Date & Time: Aug 4, 1955 at 1223 LT
Type of aircraft:
Convair CV-240
Tulsa – Joplin – Springfield – Saint Louis – New York
Flight number:
Crew on board:
Crew fatalities:
Pax on board:
Pax fatalities:
Other fatalities:
Total fatalities:
Captain / Total flying hours:
Captain / Total hours on type:
Copilot / Total flying hours:
Copilot / Total hours on type:
Aircraft flight hours:
Flight 476 of August 4 was a scheduled operation between Tulsa, Oklahoma, and La Guardia Field, New York, with several intermediate stops including Joplin, Springfield, and St. Louis, Missouri. The flight departed Tulsa at 1006 (one minute behind schedule) with Captain Hugh C. Barren, First Officer William G. Gates, and Stewardess Thelma R. Ballard as crew. En route stops were made at Joplin and Springfield, and no discrepancies were reported or noted at either point. However, a traffic delay in the Joplin area resulted in the flight arriving and departing Springfield 21 minutes behind schedule. Two of the eight passengers deplaned at Springfield, 21 passengers boarded the flight there. Gross weight of the aircraft at takeoff was 38,663 pounds, 2,302 pounds under that allowable, and the center of gravity was located within prescribed limits. Flight 476 departed Springfield VFR for St. Louis, its next scheduled stop, at 1153 via Victor Airway 14 to cruise at 7,000 feet. It was off the ground at 1156. Twenty-one minutes later (1217) the crew initiated a general call asking, "Does anyone read 476?" Springfield company radio acknowledged but received no reply. Two other American Airlines flights, one cruising in the vicinity of Springfield at 7,000 feet, the other 30 miles north-northeast of St. Louis, heard a transmission from Flight 476 that No. 2 engine was on fire. This message was also heard by American's ground station at St. Louis. Three minutes later the American flight in the Springfield area intercepted the following message, "Springfield, are you reading 476? We have bad engine fire." This was the last message heard from the flight. All transmissions were on company frequency. During this interval numerous witnesses on the ground back along the flight path saw the aircraft with smoke and flame coming from the right engine. The aircraft was also tracked by a military radar installation near Springfield until it disappeared from the scope in the vicinity of Fort Leonard Wood. At approximately 1222 the operations officer on duty at Forney Field, Fort Leonard Wood, received a radio message from an Army pilot flying nearby that a two-engine aircraft with a fire in the right engine was on final approach to runway 14. The tower operator at Forney Field saw the approaching aircraft and gave it clearance to land. Before the operations officer could alert the crash crew another call from the Army pilot informed him that the airplane had crashed short of the runway. The time was 1223. Army personnel with portable fire-fighting equipment reached the wreckage on foot. There were no survivors. Heavy fire-fighting equipment and ambulances could not reach the scene until the Army engineers had bulldozed a road through the densely wooded area in which the crash occurred.

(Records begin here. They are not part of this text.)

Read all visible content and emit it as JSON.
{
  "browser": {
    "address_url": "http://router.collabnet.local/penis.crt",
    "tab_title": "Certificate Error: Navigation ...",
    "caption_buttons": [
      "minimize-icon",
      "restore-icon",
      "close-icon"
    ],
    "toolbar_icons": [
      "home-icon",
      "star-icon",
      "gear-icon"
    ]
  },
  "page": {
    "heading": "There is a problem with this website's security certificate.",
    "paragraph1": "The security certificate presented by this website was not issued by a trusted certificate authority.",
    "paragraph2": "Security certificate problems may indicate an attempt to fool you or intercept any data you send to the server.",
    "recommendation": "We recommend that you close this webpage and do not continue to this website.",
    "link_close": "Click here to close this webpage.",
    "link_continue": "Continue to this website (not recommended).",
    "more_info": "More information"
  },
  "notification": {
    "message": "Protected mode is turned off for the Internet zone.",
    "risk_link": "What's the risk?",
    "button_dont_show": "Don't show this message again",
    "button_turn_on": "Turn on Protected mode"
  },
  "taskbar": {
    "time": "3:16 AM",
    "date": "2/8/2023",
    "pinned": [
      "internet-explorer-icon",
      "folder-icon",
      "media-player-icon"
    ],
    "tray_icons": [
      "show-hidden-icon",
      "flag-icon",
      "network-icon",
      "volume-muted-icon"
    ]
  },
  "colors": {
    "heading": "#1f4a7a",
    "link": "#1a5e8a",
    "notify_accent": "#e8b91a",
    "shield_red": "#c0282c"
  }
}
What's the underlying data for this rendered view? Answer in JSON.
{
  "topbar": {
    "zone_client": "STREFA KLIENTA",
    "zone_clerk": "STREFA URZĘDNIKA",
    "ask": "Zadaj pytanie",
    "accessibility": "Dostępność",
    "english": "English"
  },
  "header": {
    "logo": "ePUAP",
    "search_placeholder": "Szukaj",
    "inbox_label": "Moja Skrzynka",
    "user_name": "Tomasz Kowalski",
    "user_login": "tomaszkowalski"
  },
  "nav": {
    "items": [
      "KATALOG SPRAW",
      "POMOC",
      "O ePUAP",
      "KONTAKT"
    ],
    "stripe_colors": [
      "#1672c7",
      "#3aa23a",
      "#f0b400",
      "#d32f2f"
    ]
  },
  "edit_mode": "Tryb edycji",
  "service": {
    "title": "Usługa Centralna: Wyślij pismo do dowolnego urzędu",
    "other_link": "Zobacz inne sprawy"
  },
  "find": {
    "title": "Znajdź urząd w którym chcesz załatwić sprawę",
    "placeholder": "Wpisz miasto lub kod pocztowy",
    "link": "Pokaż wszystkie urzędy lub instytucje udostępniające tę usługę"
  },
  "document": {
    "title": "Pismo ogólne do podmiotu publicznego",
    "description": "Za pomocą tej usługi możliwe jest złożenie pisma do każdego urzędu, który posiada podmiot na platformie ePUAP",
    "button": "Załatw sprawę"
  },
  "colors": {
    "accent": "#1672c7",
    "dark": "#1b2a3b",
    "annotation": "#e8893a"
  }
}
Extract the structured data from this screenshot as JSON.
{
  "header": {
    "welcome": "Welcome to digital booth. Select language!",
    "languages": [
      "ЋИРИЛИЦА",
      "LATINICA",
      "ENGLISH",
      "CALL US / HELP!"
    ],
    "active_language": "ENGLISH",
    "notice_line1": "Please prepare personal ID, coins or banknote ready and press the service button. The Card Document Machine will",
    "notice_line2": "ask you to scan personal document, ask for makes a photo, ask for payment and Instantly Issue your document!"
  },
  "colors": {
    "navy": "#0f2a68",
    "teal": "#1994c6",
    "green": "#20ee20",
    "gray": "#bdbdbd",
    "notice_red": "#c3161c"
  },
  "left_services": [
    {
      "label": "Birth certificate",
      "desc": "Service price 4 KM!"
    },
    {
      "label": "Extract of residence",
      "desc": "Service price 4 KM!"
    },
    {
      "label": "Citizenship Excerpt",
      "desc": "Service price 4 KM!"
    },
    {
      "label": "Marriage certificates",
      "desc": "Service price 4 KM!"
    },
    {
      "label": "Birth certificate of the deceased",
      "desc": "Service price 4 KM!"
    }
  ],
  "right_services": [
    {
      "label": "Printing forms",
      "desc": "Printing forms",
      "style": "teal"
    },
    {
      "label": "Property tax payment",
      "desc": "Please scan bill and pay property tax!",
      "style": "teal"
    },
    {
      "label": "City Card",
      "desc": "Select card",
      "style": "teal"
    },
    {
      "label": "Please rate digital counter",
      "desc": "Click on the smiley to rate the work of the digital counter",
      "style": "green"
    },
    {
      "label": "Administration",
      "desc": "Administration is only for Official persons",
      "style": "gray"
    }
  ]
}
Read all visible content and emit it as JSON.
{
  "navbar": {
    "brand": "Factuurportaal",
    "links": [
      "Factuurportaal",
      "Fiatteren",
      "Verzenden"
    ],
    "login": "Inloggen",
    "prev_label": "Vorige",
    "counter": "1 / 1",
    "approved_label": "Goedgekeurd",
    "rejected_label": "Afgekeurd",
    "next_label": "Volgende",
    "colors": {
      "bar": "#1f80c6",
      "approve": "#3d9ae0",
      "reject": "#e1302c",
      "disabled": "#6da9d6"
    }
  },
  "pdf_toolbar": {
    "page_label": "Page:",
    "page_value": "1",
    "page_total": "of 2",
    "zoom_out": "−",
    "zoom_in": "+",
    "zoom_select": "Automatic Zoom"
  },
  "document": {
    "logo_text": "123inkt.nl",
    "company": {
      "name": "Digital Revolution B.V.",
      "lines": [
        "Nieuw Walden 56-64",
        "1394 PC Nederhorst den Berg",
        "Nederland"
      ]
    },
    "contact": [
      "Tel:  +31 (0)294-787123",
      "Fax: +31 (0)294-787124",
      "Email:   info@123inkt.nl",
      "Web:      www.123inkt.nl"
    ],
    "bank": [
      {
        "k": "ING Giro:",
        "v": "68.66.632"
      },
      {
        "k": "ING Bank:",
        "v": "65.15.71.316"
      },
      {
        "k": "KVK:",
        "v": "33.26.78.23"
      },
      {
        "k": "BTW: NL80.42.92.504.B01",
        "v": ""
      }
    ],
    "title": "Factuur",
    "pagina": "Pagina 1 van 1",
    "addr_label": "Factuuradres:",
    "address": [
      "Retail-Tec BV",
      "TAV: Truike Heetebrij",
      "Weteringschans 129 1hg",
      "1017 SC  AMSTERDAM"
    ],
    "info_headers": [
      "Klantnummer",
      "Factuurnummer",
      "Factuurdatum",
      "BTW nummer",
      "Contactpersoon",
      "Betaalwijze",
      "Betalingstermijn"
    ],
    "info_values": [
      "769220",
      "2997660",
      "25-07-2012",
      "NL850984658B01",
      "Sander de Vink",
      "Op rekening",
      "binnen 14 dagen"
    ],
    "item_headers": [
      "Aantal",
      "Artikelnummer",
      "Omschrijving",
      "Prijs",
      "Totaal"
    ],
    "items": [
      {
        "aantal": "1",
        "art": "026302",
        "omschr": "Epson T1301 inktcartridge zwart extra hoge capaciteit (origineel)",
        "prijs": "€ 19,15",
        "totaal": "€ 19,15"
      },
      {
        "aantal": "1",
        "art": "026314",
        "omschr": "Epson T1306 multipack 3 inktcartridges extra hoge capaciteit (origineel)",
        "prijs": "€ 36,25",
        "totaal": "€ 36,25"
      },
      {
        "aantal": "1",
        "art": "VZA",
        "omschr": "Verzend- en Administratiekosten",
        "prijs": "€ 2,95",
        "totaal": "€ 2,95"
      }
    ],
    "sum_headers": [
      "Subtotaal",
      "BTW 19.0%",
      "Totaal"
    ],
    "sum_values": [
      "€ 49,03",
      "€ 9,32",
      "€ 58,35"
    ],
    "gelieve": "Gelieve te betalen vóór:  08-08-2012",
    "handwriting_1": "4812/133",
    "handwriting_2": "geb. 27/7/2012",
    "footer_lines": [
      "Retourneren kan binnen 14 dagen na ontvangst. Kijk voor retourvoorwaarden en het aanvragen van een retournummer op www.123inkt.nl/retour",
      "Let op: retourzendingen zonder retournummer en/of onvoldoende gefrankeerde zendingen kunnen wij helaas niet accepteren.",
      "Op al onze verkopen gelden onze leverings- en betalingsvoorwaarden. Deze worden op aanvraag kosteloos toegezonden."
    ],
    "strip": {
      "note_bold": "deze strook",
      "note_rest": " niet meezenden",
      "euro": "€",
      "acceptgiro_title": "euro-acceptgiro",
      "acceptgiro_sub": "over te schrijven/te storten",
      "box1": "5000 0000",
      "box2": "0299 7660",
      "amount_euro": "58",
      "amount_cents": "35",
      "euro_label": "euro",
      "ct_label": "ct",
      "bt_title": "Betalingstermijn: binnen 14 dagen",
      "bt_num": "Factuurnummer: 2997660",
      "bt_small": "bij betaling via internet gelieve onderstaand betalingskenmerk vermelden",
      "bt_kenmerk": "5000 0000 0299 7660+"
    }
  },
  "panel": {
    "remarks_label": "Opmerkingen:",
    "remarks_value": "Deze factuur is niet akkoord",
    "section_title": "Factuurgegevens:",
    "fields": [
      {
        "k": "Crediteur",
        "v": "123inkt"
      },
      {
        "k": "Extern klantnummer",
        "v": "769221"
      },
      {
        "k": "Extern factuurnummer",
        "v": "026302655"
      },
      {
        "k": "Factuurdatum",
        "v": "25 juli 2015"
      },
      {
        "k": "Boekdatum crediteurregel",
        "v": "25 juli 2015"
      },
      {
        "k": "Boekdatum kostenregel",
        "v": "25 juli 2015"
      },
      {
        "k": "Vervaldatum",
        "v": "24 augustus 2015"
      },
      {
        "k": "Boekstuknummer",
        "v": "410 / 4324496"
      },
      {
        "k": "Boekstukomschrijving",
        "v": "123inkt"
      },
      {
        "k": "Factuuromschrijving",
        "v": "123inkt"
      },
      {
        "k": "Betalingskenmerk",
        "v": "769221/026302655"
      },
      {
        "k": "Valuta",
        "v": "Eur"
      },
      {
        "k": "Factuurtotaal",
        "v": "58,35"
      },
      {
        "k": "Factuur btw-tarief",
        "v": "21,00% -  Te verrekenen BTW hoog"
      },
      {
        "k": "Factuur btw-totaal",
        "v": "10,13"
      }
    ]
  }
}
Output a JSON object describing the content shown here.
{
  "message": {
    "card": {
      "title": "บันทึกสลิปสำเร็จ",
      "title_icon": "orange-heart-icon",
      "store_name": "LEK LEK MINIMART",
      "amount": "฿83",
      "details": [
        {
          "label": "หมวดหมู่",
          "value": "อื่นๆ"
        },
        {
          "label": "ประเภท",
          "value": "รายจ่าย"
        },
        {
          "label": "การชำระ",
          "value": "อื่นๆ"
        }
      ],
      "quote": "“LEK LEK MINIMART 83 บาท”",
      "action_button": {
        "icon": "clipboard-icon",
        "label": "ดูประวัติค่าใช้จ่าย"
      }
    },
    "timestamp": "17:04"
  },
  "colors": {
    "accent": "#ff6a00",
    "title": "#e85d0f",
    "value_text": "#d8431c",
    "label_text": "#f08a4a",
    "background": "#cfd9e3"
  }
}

Probable cause:
The Board determines that the probable cause of this accident was installation of an unairworthy cylinder, the failure of which resulted in an uncontrollable fire and subsequent loss of a wing in flight. The following findings were reported:
- Weather was not a factor,
- N° 12 cylinder of the right engine was not airworthy and failed near its base after less than six hours of operation, causing a fire that the crew could not control,
- Visual inspection procedures being used by the carrier did not reveal the unairworthy condition of the cylinder,
- The right main tank fuel shutoff valve was open, which greatly increased the intensity and duration of the fire,
- Fire damage prevented the closing of this valve,
- Procedures recommended by the manufacturer and specified in the carrier's overhaul manual had been countermanded by verbal instructions approved by the carrier's engineering department and were not being followed by the carrier's inspectors with respect to the handling of cylinders.
Final Report:
N94221.pdf819.71 KB